During the special, which included interviews with the fifth Doctor, Peter Davison (whose daughter is married to the tenth Doctor, David Tennant), and celebrity "Who" fans Stephen Hawking and "Dancing With the Stars" judge Bruno Tonioli, "Who" executive producer Stephen Moffat was asked what three words he would use to describe Capaldi.

"Different from Matt," he said.

Capaldi, who had emerged as London oddsmakers' favorite to win the role as Doctor Who, inspired mostly positive Twitter reactions from fans, even though some (like Oscar winner Helen Mirren) had been hoping for the first female Who, or the first African American Who.

Tweeted @tessamatchett:

Said @Splintersunrise:

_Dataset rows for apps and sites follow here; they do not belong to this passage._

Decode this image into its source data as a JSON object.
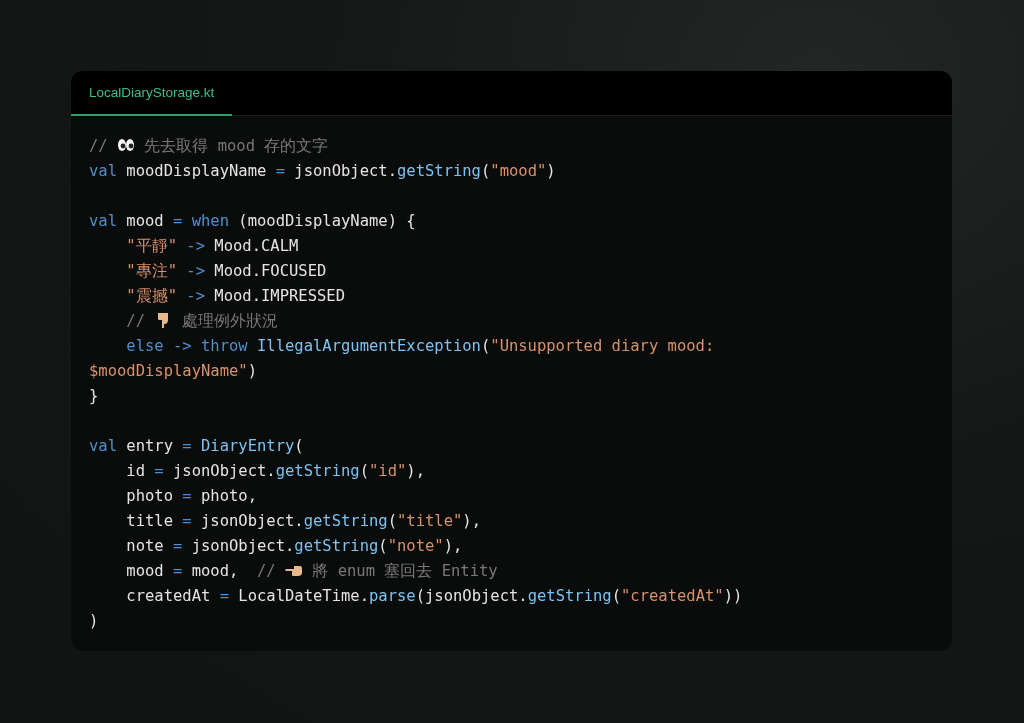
{
  "tab": {
    "label": "LocalDiaryStorage.kt",
    "selected": true
  },
  "lines": [
    {
      "kind": "code",
      "tokens": [
        {
          "kind": "comment",
          "t": "// "
        },
        {
          "kind": "eyes"
        },
        {
          "kind": "comment",
          "t": " 先去取得 mood 存的文字"
        }
      ]
    },
    {
      "kind": "code",
      "tokens": [
        {
          "kind": "keyword",
          "t": "val"
        },
        {
          "kind": "plain",
          "t": " moodDisplayName "
        },
        {
          "kind": "keyword",
          "t": "="
        },
        {
          "kind": "plain",
          "t": " jsonObject."
        },
        {
          "kind": "function",
          "t": "getString"
        },
        {
          "kind": "plain",
          "t": "("
        },
        {
          "kind": "string",
          "t": "\"mood\""
        },
        {
          "kind": "plain",
          "t": ")"
        }
      ]
    },
    {
      "kind": "blank"
    },
    {
      "kind": "code",
      "tokens": [
        {
          "kind": "keyword",
          "t": "val"
        },
        {
          "kind": "plain",
          "t": " mood "
        },
        {
          "kind": "keyword",
          "t": "="
        },
        {
          "kind": "keyword",
          "t": " when"
        },
        {
          "kind": "plain",
          "t": " (moodDisplayName) {"
        }
      ]
    },
    {
      "kind": "code",
      "tokens": [
        {
          "kind": "string",
          "t": "    \"平靜\""
        },
        {
          "kind": "keyword",
          "t": " ->"
        },
        {
          "kind": "plain",
          "t": " Mood.CALM"
        }
      ]
    },
    {
      "kind": "code",
      "tokens": [
        {
          "kind": "string",
          "t": "    \"專注\""
        },
        {
          "kind": "keyword",
          "t": " ->"
        },
        {
          "kind": "plain",
          "t": " Mood.FOCUSED"
        }
      ]
    },
    {
      "kind": "code",
      "tokens": [
        {
          "kind": "string",
          "t": "    \"震撼\""
        },
        {
          "kind": "keyword",
          "t": " ->"
        },
        {
          "kind": "plain",
          "t": " Mood.IMPRESSED"
        }
      ]
    },
    {
      "kind": "code",
      "tokens": [
        {
          "kind": "comment",
          "t": "    // "
        },
        {
          "kind": "hand-down"
        },
        {
          "kind": "comment",
          "t": " 處理例外狀況"
        }
      ]
    },
    {
      "kind": "code",
      "tokens": [
        {
          "kind": "keyword",
          "t": "    else ->"
        },
        {
          "kind": "keyword",
          "t": " throw"
        },
        {
          "kind": "function",
          "t": " IllegalArgumentException"
        },
        {
          "kind": "plain",
          "t": "("
        },
        {
          "kind": "string",
          "t": "\"Unsupported diary mood:"
        }
      ]
    },
    {
      "kind": "code",
      "tokens": [
        {
          "kind": "string",
          "t": "$moodDisplayName\""
        },
        {
          "kind": "plain",
          "t": ")"
        }
      ]
    },
    {
      "kind": "code",
      "tokens": [
        {
          "kind": "plain",
          "t": "}"
        }
      ]
    },
    {
      "kind": "blank"
    },
    {
      "kind": "code",
      "tokens": [
        {
          "kind": "keyword",
          "t": "val"
        },
        {
          "kind": "plain",
          "t": " entry "
        },
        {
          "kind": "keyword",
          "t": "="
        },
        {
          "kind": "function",
          "t": " DiaryEntry"
        },
        {
          "kind": "plain",
          "t": "("
        }
      ]
    },
    {
      "kind": "code",
      "tokens": [
        {
          "kind": "plain",
          "t": "    id "
        },
        {
          "kind": "keyword",
          "t": "="
        },
        {
          "kind": "plain",
          "t": " jsonObject."
        },
        {
          "kind": "function",
          "t": "getString"
        },
        {
          "kind": "plain",
          "t": "("
        },
        {
          "kind": "string",
          "t": "\"id\""
        },
        {
          "kind": "plain",
          "t": "),"
        }
      ]
    },
    {
      "kind": "code",
      "tokens": [
        {
          "kind": "plain",
          "t": "    photo "
        },
        {
          "kind": "keyword",
          "t": "="
        },
        {
          "kind": "plain",
          "t": " photo,"
        }
      ]
    },
    {
      "kind": "code",
      "tokens": [
        {
          "kind": "plain",
          "t": "    title "
        },
        {
          "kind": "keyword",
          "t": "="
        },
        {
          "kind": "plain",
          "t": " jsonObject."
        },
        {
          "kind": "function",
          "t": "getString"
        },
        {
          "kind": "plain",
          "t": "("
        },
        {
          "kind": "string",
          "t": "\"title\""
        },
        {
          "kind": "plain",
          "t": "),"
        }
      ]
    },
    {
      "kind": "code",
      "tokens": [
        {
          "kind": "plain",
          "t": "    note "
        },
        {
          "kind": "keyword",
          "t": "="
        },
        {
          "kind": "plain",
          "t": " jsonObject."
        },
        {
          "kind": "function",
          "t": "getString"
        },
        {
          "kind": "plain",
          "t": "("
        },
        {
          "kind": "string",
          "t": "\"note\""
        },
        {
          "kind": "plain",
          "t": "),"
        }
      ]
    },
    {
      "kind": "code",
      "tokens": [
        {
          "kind": "plain",
          "t": "    mood "
        },
        {
          "kind": "keyword",
          "t": "="
        },
        {
          "kind": "plain",
          "t": " mood,"
        },
        {
          "kind": "comment",
          "t": "  // "
        },
        {
          "kind": "hand-left"
        },
        {
          "kind": "comment",
          "t": " 將 enum 塞回去 Entity"
        }
      ]
    },
    {
      "kind": "code",
      "tokens": [
        {
          "kind": "plain",
          "t": "    createdAt "
        },
        {
          "kind": "keyword",
          "t": "="
        },
        {
          "kind": "plain",
          "t": " LocalDateTime."
        },
        {
          "kind": "function",
          "t": "parse"
        },
        {
          "kind": "plain",
          "t": "(jsonObject."
        },
        {
          "kind": "function",
          "t": "getString"
        },
        {
          "kind": "plain",
          "t": "("
        },
        {
          "kind": "string",
          "t": "\"createdAt\""
        },
        {
          "kind": "plain",
          "t": "))"
        }
      ]
    },
    {
      "kind": "code",
      "tokens": [
        {
          "kind": "plain",
          "t": ")"
        }
      ]
    }
  ]
}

British actor and comedian Stephen Fry (who starred with Capaldi in an episode of the British dramedy "Fortysomething") seemed to have a problem with the series, but ultimately praised Capaldi, tweeting:

And, in another official thumbs up from the "Who" universe, the sixth Doctor, Colin Baker, tweeted:

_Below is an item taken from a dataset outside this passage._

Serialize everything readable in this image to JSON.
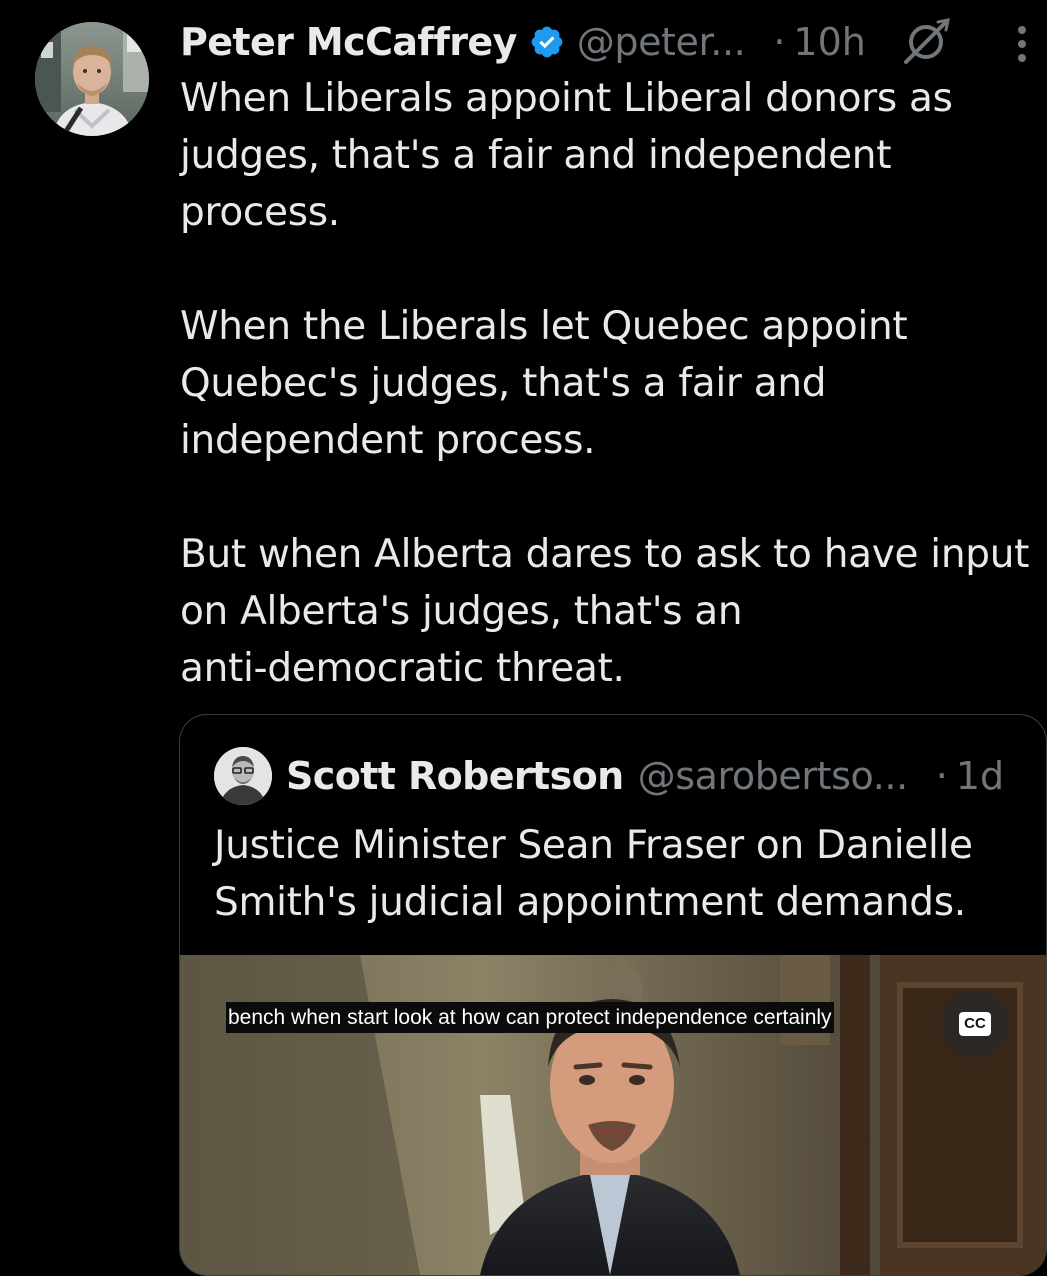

And, though he has yet to weigh in via Twitter, we're guessing Capaldi's pal Craig Ferguson will approve of the casting. In a 2009 appearance on "The Late Late Show with Craig Ferguson," Capaldi and the talk show host reminisced about some very un-Who-like behavior: the night they dropped acid together.

Our guide to who's who among Whos: